East Africa is home to the Maasai people, a nomadic tribe known for their unique culture and traditions. From their vibrant clothing to their distinctive warrior rituals, the Maasai offer a fascinating glimpse into a way of life that has persisted for centuries. The Maasai are primarily pastoralists, relying on cattle for their sustenance and livelihoods. These cattle are not just livestock but symbols of wealth and prestige, forming an integral part of the Maasai identity. The Maasai are known for their intricate beadwork, with each bead color and pattern carrying specific meanings and stories, making their jewelry not only decorative but also deeply symbolic.

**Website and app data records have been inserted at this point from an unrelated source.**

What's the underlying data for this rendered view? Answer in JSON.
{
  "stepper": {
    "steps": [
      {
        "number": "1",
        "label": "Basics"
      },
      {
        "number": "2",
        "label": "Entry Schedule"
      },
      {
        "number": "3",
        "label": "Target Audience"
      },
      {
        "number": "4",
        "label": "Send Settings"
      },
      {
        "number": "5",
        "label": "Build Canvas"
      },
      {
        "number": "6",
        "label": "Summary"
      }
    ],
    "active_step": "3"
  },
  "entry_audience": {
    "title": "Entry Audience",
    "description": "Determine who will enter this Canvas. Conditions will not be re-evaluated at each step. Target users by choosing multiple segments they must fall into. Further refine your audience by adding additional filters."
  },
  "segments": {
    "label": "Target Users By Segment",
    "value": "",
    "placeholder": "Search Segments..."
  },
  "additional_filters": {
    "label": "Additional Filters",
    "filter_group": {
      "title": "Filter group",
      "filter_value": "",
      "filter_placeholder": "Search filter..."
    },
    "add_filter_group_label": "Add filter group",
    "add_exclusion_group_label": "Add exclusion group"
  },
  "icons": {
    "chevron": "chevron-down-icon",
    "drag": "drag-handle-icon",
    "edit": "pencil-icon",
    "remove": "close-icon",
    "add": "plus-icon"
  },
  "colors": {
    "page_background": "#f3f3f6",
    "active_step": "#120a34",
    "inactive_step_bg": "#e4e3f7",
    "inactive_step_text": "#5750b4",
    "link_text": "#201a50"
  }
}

One of the most iconic aspects of Maasai culture is the adumu, or “jumping dance.” This dance is performed by Maasai warriors, who showcase their strength, agility, and courage by leaping high into the air. The higher a warrior jumps, the more respect he earns from the community. The adumu is a symbol of masculinity and bravery and is often performed during celebrations and rituals.
The Maasai also have a strong spiritual connection to nature. They believe in a singular deity, Engai, who is associated with the sky. The Maasai hold sacred ceremonies to communicate with Engai, seeking blessings for their cattle and well-being for their communities. Their deep reverence for nature is reflected in their sustainable pastoral practices, which prioritize the well-being of their cattle and the environment.
Despite the challenges posed by modernization and changing landscapes in East Africa, the Maasai continue to preserve their unique cultural identity. They are a testament to the resilience of traditional African cultures in the face of evolving times.